Table of contents
- Transition metal not sealed or screwed
- Incorrect pipe boot for metal roof
- Another pipe boot
- Serious chimney issues
- Random bad screw, caulking, ect.
- Sealing up holes in old caulk
- Bent and buckled metal.
- 1Transition metal not sealed or screwed
As you can see This piece of transition metal is not sealed or screwed off properly. This will allow for water penetration behind the transition metal and underneath it.
We took out the bottom 2 screws and added clear NP1 sealant to the bottom and back of the metal. Sat it in place and adhered it to the wall and screwed it off. You never want to put holes/screws in the roof if you don’t have to. This piece only needs screws in the wall section. The red line represents the sealant on the bottom and the arrows point to the sealant on the back.
in this picture, you can see the screws that were added along with the piece of metal.Go To Pin
- 2Incorrect pipe boot for metal roofGo To Pin
- 3Another pipe boot
Unlike the other pipe boot, this one is a metal roof pipe boot but was still old and beginning to dry rot so we replaced it with this new one.Go To Pin
- 4Serious chimney issues
This chimney was built without a cricket so all the water runs down and against the back of the chimney causing the wood to rot out.
I removed some of the rotted wood and slid a piece of metal behind the wood. Then I put a piece over the front of the wood. This will keep out most of the water but this chimney needs to be rebuilt when the roof is replaced next. Which won’t be too long.Go To Pin
- 5Random bad screw, caulking, ect.Go To Pin
- 6Sealing up holes in old caulk
This is a kind of a makeshift diverter someone did to divert the water from this area as you can see there are holes in the caulk.
We cleaned this area very well and used clear NP1 to re-seal these areas. All the debris after cleaning out the area to be sealed.

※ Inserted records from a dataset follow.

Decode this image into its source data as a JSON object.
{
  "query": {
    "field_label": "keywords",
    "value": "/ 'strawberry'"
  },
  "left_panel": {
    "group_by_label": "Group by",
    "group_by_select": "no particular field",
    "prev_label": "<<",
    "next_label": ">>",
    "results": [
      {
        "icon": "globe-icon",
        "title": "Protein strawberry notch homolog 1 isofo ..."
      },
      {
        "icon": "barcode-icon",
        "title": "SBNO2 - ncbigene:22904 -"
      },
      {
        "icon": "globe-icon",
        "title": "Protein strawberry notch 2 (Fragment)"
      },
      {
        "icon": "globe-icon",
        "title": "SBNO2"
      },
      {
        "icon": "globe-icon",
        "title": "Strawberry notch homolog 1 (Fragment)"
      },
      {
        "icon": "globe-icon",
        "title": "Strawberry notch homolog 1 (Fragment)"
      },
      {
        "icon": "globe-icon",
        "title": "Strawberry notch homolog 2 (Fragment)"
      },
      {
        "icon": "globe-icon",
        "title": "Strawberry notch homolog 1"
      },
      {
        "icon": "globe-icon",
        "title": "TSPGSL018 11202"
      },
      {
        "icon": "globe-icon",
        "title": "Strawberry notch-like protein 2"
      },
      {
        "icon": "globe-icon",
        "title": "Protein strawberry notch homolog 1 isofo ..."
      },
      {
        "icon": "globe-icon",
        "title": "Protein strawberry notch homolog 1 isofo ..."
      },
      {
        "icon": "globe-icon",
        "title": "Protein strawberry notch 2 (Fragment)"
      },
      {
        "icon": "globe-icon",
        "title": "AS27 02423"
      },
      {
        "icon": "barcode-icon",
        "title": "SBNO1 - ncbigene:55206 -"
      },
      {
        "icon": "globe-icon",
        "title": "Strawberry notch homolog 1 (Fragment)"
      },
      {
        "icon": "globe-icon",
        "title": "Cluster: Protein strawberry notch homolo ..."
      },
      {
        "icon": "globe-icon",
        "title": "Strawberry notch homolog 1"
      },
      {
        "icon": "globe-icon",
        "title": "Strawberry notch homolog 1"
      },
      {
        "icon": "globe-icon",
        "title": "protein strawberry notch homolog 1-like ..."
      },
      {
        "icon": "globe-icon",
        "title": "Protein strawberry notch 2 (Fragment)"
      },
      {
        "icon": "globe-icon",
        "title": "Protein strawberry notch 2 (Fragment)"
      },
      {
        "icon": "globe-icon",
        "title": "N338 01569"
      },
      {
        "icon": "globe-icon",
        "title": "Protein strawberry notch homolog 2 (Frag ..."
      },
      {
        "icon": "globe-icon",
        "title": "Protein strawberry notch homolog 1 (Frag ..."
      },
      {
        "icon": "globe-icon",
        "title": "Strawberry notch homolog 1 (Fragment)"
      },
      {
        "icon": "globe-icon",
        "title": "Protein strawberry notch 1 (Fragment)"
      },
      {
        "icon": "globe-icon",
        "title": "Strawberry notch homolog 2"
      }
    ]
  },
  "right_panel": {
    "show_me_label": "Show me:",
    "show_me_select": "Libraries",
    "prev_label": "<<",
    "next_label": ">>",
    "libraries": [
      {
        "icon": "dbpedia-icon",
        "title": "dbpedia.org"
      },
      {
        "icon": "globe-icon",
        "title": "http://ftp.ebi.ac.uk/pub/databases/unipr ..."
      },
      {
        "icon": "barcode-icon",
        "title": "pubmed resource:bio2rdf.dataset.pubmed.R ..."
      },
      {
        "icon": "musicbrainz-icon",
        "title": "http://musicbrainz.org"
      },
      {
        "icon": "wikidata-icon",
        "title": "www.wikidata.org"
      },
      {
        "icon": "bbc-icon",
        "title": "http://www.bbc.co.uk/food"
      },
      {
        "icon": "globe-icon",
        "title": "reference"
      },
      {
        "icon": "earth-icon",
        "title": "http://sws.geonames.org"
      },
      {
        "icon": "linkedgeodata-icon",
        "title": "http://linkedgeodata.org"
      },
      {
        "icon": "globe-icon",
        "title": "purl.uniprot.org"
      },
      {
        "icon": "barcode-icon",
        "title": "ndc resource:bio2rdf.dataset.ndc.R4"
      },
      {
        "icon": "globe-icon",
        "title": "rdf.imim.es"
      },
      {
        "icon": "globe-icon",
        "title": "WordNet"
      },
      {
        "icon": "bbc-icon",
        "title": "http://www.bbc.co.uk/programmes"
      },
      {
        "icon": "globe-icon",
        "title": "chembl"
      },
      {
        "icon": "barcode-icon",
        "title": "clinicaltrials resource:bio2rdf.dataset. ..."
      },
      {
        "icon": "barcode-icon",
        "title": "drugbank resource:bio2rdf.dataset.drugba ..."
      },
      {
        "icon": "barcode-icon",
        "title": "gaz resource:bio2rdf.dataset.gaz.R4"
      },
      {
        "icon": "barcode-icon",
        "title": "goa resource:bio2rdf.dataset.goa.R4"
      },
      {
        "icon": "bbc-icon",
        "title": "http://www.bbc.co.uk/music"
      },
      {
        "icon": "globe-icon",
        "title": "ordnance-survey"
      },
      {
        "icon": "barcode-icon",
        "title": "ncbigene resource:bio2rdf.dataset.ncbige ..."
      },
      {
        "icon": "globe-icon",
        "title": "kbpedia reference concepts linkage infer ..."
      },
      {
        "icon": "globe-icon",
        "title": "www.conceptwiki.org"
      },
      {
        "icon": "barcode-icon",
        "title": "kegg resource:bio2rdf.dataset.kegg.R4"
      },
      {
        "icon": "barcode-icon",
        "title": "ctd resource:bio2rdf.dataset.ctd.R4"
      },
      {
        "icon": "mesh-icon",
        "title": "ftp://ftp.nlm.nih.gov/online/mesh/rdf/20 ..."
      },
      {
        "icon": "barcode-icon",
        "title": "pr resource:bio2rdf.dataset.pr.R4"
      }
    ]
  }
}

The new clear sealant is hard to see but it is there. It shows up a bit shinier than the old caulk.Go To Pin
- 7Bent and buckled metal.Go To Pin